Battle of the Bulge: The Charming Dinner Guest

When it comes to temptation, there are few areas that still wield power. Through force of will, I've managed to crush a number of bad habits. 

While food shopping, only the produce section calls my name, which means, in turn, that the house is only stocked with the waist-friendly and the heart-healthy. Even if there is a squirreled away gift box of chocolates, I don't even desire to look for it. I wait for what really makes me dance (Shavuous cheesecake).
Eating out never was a family pastime, and if I am ever tempted I reckon that the price of the meal could have been put towards new shoes, which I would own and enjoy for years as opposed to the 30-minute bliss (and 30-day workoff) of anything off the menu.

Of the last lingering dragons to slay, there remains this: The Shabbos meal invite. 

Platters and bowls of the often salt-infused tasty and trans-fattening is placed before me, and here's the thing: Once I am in eating mode, I can keep on going, refilling my plate repeatedly and constantly munching.
Meaning, I return home moaning, groaning, and self-loathing. 

Many a time, before such outings, I would give myself a stern talking-to. Don't overeat. Savor the food. Don't feel compelled to eat anything out of politeness. All for naught. 

I stumbled across this quote by Antoine de Saint-Exupery: 

A goal without a plan is just a wish.

I didn't get to this point in the Bulge Battle by wishful thinking; I had a system of attack. I to plot a clear guideline. 

I winnowed it down to two main tactics: 

1. Chew SLOWLY and THOROUGHLY. Chewing slowly means that 

  (a) I have to daintily put down my flatware between bites;

  (b) My stomach has the necessary minutes to register food; and

  (c) I can stretch my portion all the way to the next course, leaving little time for further sins. 

2. No seconds. NO SECONDS. No matter what. Even if it's salad. Even if it's vegetables. Make up the plate and THAT IS IT.

Marching along to my hosts, I chanted to myself: Chew slowly, no seconds. Chew slowly, no seconds. Chew slowly, no seconds. 

I chewed slowly. I took no seconds. I sailed home triumphant, having relished my appetizer, main, and dessert, while my boch was only slightly stretched. I felt civilized again just a few hours later. 


Mr. Cohen said...

Are Israeli Jewish girls really thinner than American Jewish girls?
Or is it just a myth?

In my humble opinion, which could be wrong, American culture promotes obesity.
Am I correct about that?

PS: * * * *

Daniel Saunders said...

I'm also trying to chew more, although not for weight-loss reasons (I'm happy with my weight). More about changing my attitude to life, slowing down and living in the moment, not rushing off to do other things.

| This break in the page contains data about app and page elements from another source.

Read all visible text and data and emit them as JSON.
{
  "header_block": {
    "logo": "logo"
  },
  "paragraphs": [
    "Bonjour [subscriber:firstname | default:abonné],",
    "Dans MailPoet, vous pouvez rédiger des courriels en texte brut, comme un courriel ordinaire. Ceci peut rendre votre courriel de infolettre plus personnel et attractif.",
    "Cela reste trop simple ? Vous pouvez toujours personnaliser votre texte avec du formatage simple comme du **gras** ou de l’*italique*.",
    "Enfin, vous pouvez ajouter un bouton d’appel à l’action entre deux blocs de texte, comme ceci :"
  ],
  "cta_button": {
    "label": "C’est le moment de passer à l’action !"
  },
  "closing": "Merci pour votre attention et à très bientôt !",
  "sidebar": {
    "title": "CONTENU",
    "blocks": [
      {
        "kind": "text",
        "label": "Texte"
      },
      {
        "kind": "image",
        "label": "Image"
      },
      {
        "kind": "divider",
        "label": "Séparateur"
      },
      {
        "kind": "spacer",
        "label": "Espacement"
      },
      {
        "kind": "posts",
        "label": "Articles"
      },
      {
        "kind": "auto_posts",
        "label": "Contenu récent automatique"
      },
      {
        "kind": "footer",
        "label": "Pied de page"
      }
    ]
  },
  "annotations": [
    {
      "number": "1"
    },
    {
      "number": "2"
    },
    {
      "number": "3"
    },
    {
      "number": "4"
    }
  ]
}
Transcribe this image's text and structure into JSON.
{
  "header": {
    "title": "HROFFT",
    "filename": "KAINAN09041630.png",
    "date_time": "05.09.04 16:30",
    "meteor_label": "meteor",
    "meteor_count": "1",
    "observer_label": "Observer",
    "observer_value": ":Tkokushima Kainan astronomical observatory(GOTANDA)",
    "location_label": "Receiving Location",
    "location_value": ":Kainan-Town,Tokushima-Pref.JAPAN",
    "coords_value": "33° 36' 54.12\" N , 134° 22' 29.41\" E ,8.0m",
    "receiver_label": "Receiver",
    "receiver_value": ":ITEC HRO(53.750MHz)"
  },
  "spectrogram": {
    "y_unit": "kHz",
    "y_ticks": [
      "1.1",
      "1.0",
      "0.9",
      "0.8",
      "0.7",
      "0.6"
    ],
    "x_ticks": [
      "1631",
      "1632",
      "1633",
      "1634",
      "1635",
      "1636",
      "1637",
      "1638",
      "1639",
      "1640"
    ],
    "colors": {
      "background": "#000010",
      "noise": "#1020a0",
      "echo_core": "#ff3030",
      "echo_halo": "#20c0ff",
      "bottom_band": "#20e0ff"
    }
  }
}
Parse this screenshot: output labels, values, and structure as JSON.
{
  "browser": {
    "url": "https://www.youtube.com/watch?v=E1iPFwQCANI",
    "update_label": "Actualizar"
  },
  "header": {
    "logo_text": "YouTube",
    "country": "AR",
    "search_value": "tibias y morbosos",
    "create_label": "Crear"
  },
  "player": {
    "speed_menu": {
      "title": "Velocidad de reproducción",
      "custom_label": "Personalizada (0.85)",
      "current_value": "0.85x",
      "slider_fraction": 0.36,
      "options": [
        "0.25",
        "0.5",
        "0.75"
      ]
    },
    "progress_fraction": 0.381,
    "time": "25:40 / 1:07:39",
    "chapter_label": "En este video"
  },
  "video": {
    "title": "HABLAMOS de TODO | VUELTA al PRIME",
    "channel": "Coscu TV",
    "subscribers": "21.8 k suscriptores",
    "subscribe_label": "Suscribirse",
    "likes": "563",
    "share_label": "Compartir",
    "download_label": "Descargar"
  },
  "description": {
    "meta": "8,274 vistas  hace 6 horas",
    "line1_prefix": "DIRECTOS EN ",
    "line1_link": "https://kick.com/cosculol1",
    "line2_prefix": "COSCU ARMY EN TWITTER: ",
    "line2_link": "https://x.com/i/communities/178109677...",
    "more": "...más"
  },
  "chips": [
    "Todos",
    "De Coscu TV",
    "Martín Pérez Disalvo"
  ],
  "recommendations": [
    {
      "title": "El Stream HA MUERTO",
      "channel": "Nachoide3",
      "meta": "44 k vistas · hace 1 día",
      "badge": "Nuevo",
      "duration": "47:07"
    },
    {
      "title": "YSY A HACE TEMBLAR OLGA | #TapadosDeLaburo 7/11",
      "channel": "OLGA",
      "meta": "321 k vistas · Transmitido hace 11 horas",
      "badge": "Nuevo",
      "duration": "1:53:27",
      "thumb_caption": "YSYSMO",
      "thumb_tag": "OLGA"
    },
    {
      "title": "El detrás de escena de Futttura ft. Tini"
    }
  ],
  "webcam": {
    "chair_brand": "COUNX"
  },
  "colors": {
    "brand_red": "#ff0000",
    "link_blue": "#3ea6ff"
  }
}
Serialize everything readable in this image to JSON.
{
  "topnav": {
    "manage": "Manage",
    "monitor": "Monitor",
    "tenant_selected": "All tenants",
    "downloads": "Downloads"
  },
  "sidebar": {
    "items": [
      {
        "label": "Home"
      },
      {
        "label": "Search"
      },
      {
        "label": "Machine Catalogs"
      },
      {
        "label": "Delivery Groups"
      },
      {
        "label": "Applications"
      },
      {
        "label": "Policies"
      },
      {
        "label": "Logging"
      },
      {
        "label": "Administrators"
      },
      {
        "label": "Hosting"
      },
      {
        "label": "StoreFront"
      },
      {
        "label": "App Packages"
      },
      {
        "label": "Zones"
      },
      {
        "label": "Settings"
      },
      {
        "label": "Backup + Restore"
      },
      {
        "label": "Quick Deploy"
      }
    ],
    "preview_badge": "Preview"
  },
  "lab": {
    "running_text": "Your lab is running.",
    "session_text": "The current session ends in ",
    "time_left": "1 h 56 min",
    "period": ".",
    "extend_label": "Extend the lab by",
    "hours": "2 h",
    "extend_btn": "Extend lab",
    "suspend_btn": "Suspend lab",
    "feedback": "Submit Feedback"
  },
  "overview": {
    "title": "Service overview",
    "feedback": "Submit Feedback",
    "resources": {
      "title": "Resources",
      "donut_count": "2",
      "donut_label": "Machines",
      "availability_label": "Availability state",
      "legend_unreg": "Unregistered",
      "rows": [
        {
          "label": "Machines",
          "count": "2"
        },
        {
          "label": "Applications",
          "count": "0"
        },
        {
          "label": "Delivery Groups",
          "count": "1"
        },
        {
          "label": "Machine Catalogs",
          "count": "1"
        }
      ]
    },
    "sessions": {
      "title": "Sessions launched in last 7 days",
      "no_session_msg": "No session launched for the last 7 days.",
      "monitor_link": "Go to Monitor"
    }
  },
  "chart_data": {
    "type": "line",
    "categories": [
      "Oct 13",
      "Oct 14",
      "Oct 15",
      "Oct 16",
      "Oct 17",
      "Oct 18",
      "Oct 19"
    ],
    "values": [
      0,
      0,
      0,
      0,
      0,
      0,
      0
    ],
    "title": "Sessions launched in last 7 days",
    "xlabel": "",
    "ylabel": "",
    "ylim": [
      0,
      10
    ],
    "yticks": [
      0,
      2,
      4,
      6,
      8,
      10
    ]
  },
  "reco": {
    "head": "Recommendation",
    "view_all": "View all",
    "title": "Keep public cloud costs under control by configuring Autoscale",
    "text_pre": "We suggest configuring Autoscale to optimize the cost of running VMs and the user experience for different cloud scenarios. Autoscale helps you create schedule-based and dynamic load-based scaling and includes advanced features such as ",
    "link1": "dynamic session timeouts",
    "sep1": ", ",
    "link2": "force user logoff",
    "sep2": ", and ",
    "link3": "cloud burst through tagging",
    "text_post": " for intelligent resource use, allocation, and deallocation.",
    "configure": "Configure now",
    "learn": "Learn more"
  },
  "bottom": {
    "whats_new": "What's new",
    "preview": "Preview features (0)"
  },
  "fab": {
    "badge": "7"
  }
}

(Would you believe the CAPTCHA identity confirmation just asked me to select images of food? Somehow I missed one (the pictures are too small!) and had to try again, selecting trains instead. Trains are less fattening then food.)

Princess Lea said...

DS: Oh, yeah, that too. Plus I want my food to last longer.